Real pension hike needed
THE LATEST INCREASE IN PENSION WILL BE OF greater help than it seems for the country’s about 74 million retirees from enterprises thanks to the milder-thanexpected inflation in 2013.
However, to better prepare for the rapid aging society and allow more real pension growth, Chinese policymakers have to keep price hike under control.
On Wednesday, the government raised the basic pension of enterprise retirees by 10 percent starting Jan 1, 2014.
The increase in enterprise retirees’ pension for the 10th consecutive year is a welcome move especially because the world’s second largest economy is likely to register the slowest growth in a decade.
It is one thing to increase pension when double-digit growth is the norm and quite another when long-term growth potential is shifting into a lower gear.
Given that the number of retirees is expected to grow in the coming decades, every increase in pension will require larger funds to support.
Fortunately, with consumer inflation rising by only 2.3 percent in 2013, well below the 3.5 percent target set by the government, policymakers have been able to raise the pension for the tens of millions of retirees so that they too can share the fruits of China’s economic growth.
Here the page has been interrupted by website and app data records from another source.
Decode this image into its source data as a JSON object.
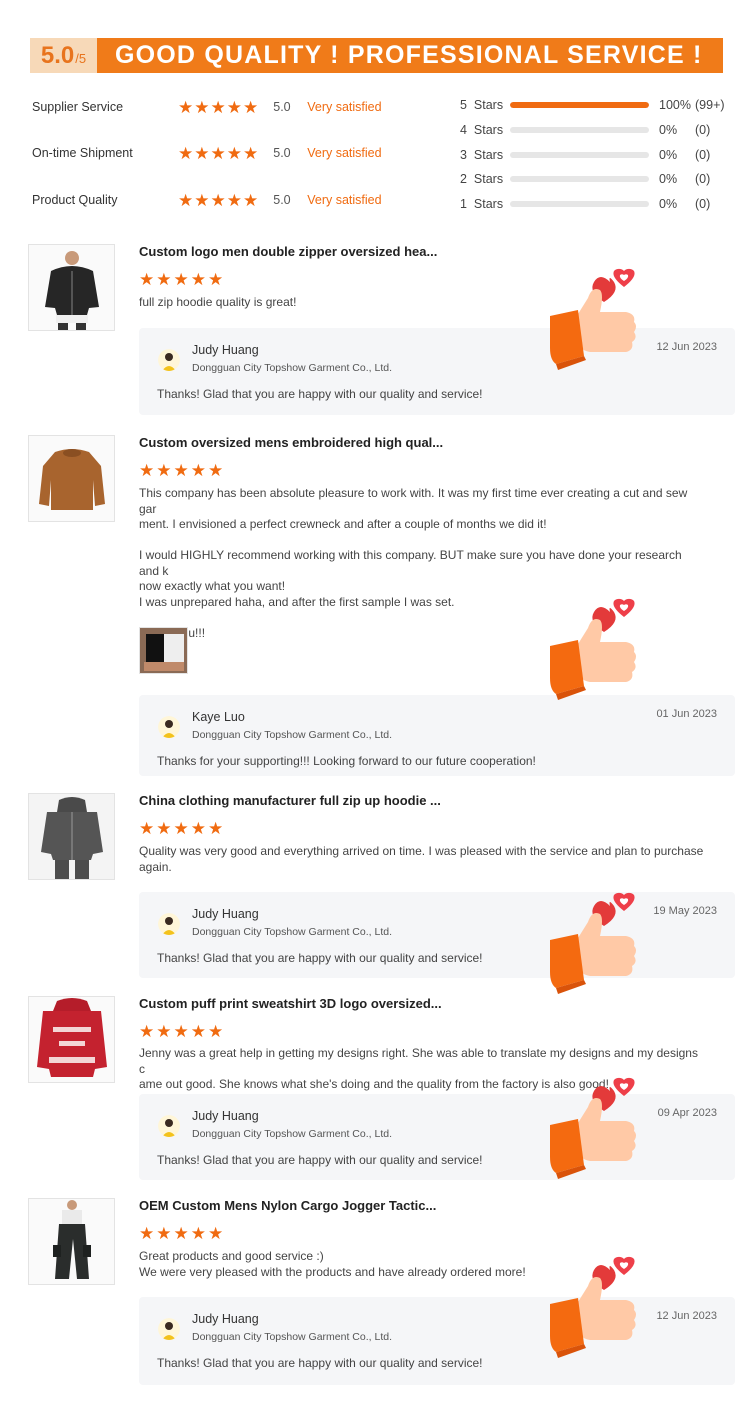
{
  "header": {
    "score": "5.0",
    "score_of": "/5",
    "slogan": "GOOD QUALITY ! PROFESSIONAL SERVICE !"
  },
  "ratings": [
    {
      "label": "Supplier Service",
      "stars": 5,
      "value": "5.0",
      "text": "Very satisfied"
    },
    {
      "label": "On-time Shipment",
      "stars": 5,
      "value": "5.0",
      "text": "Very satisfied"
    },
    {
      "label": "Product Quality",
      "stars": 5,
      "value": "5.0",
      "text": "Very satisfied"
    }
  ],
  "distribution": [
    {
      "label": "5  Stars",
      "fraction": 1.0,
      "pct": "100%",
      "count": "(99+)"
    },
    {
      "label": "4  Stars",
      "fraction": 0,
      "pct": "0%",
      "count": "(0)"
    },
    {
      "label": "3  Stars",
      "fraction": 0,
      "pct": "0%",
      "count": "(0)"
    },
    {
      "label": "2  Stars",
      "fraction": 0,
      "pct": "0%",
      "count": "(0)"
    },
    {
      "label": "1  Stars",
      "fraction": 0,
      "pct": "0%",
      "count": "(0)"
    }
  ],
  "reviews": [
    {
      "title": "Custom logo men double zipper oversized hea...",
      "stars": 5,
      "body": "full zip hoodie quality is great!",
      "reply": {
        "name": "Judy Huang",
        "company": "Dongguan City Topshow Garment Co., Ltd.",
        "date": "12 Jun 2023",
        "msg": "Thanks!  Glad that you are happy with our quality and service!"
      }
    },
    {
      "title": "Custom oversized mens embroidered high qual...",
      "stars": 5,
      "body": "This company has been absolute pleasure to work with. It was my first time ever creating a cut and sew gar\nment. I envisioned a perfect crewneck and after a couple of months we did it!\n\nI would HIGHLY recommend working with this company. BUT make sure you have done your research and k\nnow exactly what you want!\nI was unprepared haha, and after the first sample I was set.\n\nThank you!!!",
      "reply": {
        "name": "Kaye Luo",
        "company": "Dongguan City Topshow Garment Co., Ltd.",
        "date": "01 Jun 2023",
        "msg": "Thanks for your supporting!!! Looking forward to our future cooperation!"
      }
    },
    {
      "title": "China clothing manufacturer full zip up hoodie ...",
      "stars": 5,
      "body": "Quality was very good and everything arrived on time. I was pleased with the service and plan to purchase\nagain.",
      "reply": {
        "name": "Judy Huang",
        "company": "Dongguan City Topshow Garment Co., Ltd.",
        "date": "19 May 2023",
        "msg": "Thanks!  Glad that you are happy with our quality and service!"
      }
    },
    {
      "title": "Custom puff print sweatshirt 3D logo oversized...",
      "stars": 5,
      "body": "Jenny was a great help in getting my designs right. She was able to translate my designs and my designs c\name out good. She knows what she's doing and the quality from the factory is also good!",
      "reply": {
        "name": "Judy Huang",
        "company": "Dongguan City Topshow Garment Co., Ltd.",
        "date": "09 Apr 2023",
        "msg": "Thanks!  Glad that you are happy with our quality and service!"
      }
    },
    {
      "title": "OEM Custom Mens Nylon Cargo Jogger Tactic...",
      "stars": 5,
      "body": "Great products and good service :)\nWe were very pleased with the products and have already ordered more!",
      "reply": {
        "name": "Judy Huang",
        "company": "Dongguan City Topshow Garment Co., Ltd.",
        "date": "12 Jun 2023",
        "msg": "Thanks!  Glad that you are happy with our quality and service!"
      }
    }
  ],
  "colors": {
    "accent": "#f07b19",
    "star": "#f06b11",
    "bar_bg": "#e6e6e6",
    "reply_bg": "#f5f6f8"
  },
  "icons": {
    "star": "star-icon",
    "thumb": "thumbs-up-heart-icon",
    "avatar": "avatar-icon"
  }
}
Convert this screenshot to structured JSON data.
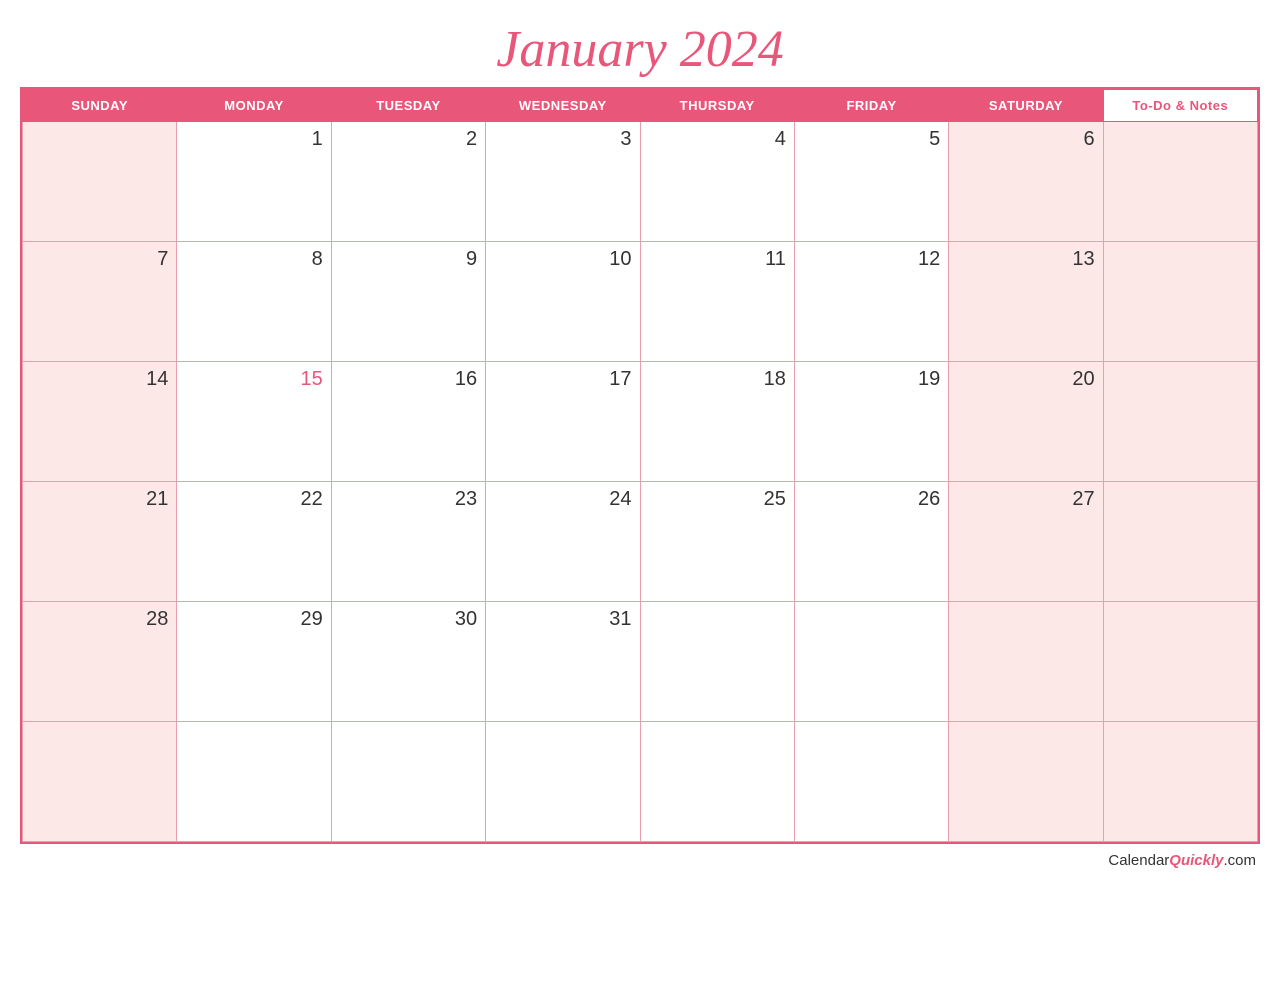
{
  "title": "January 2024",
  "days_of_week": [
    "SUNDAY",
    "MONDAY",
    "TUESDAY",
    "WEDNESDAY",
    "THURSDAY",
    "FRIDAY",
    "SATURDAY"
  ],
  "notes_header": "To-Do & Notes",
  "weeks": [
    [
      {
        "day": "",
        "weekend": true
      },
      {
        "day": "1",
        "weekend": false
      },
      {
        "day": "2",
        "weekend": false
      },
      {
        "day": "3",
        "weekend": false
      },
      {
        "day": "4",
        "weekend": false
      },
      {
        "day": "5",
        "weekend": false
      },
      {
        "day": "6",
        "weekend": true
      },
      {
        "notes": true
      }
    ],
    [
      {
        "day": "7",
        "weekend": true
      },
      {
        "day": "8",
        "weekend": false
      },
      {
        "day": "9",
        "weekend": false
      },
      {
        "day": "10",
        "weekend": false
      },
      {
        "day": "11",
        "weekend": false
      },
      {
        "day": "12",
        "weekend": false
      },
      {
        "day": "13",
        "weekend": true
      },
      {
        "notes": true
      }
    ],
    [
      {
        "day": "14",
        "weekend": true
      },
      {
        "day": "15",
        "weekend": false,
        "red": true
      },
      {
        "day": "16",
        "weekend": false
      },
      {
        "day": "17",
        "weekend": false
      },
      {
        "day": "18",
        "weekend": false
      },
      {
        "day": "19",
        "weekend": false
      },
      {
        "day": "20",
        "weekend": true
      },
      {
        "notes": true
      }
    ],
    [
      {
        "day": "21",
        "weekend": true
      },
      {
        "day": "22",
        "weekend": false
      },
      {
        "day": "23",
        "weekend": false
      },
      {
        "day": "24",
        "weekend": false
      },
      {
        "day": "25",
        "weekend": false
      },
      {
        "day": "26",
        "weekend": false
      },
      {
        "day": "27",
        "weekend": true
      },
      {
        "notes": true
      }
    ],
    [
      {
        "day": "28",
        "weekend": true
      },
      {
        "day": "29",
        "weekend": false
      },
      {
        "day": "30",
        "weekend": false
      },
      {
        "day": "31",
        "weekend": false
      },
      {
        "day": "",
        "weekend": false
      },
      {
        "day": "",
        "weekend": false
      },
      {
        "day": "",
        "weekend": true
      },
      {
        "notes": true
      }
    ],
    [
      {
        "day": "",
        "weekend": true
      },
      {
        "day": "",
        "weekend": false
      },
      {
        "day": "",
        "weekend": false
      },
      {
        "day": "",
        "weekend": false
      },
      {
        "day": "",
        "weekend": false
      },
      {
        "day": "",
        "weekend": false
      },
      {
        "day": "",
        "weekend": true
      },
      {
        "notes": true
      }
    ]
  ],
  "footer": {
    "calendar": "Calendar",
    "quickly": "Quickly",
    "com": ".com"
  }
}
While the government’s efforts to keep improving the lot of the retirees is to be applauded, policymakers should exercise caution while responding to cries to loosen the monetary policy to stimulate growth.
Just because the low inflation rate is not a major concern for the moment, some people argue that a neutral monetary policy, if not an overtly loose one, would be more favorable to economic growth than the relatively tight one we have now.
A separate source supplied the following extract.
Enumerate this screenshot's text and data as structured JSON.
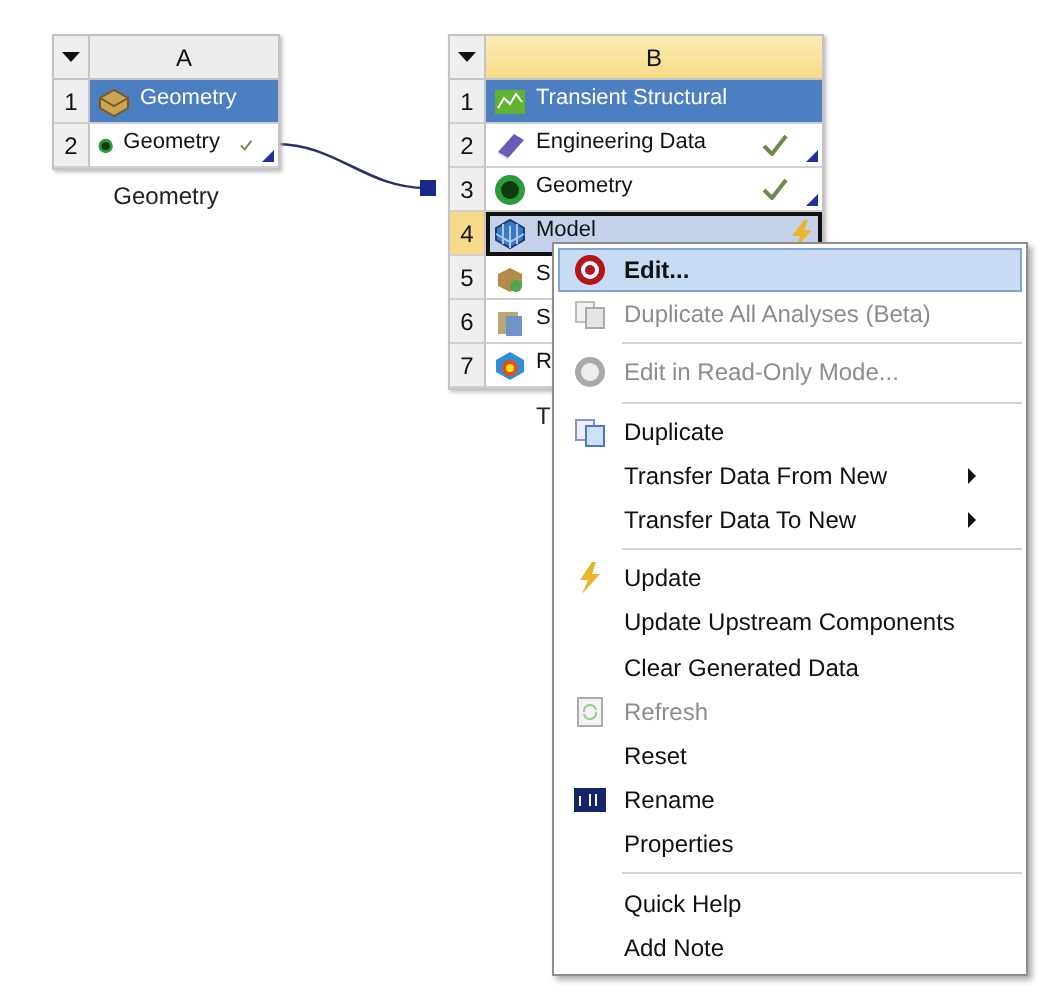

That may be true for some enterprises and financial institutions which rely heavily on cheap credit, but it definitely would not be in the long-term interest of the national economy.
Since the lower-than-predicted inflation was largely because of lower increase in food prices last year, it benefited pensioners as well as other low-income groups who spend a comparatively large part of their income on food.
Therefore, there is no reason why policymakers should allow the hard-won pension growth to be easily eroded by runaway price hikes that excessive monetary supply will entail.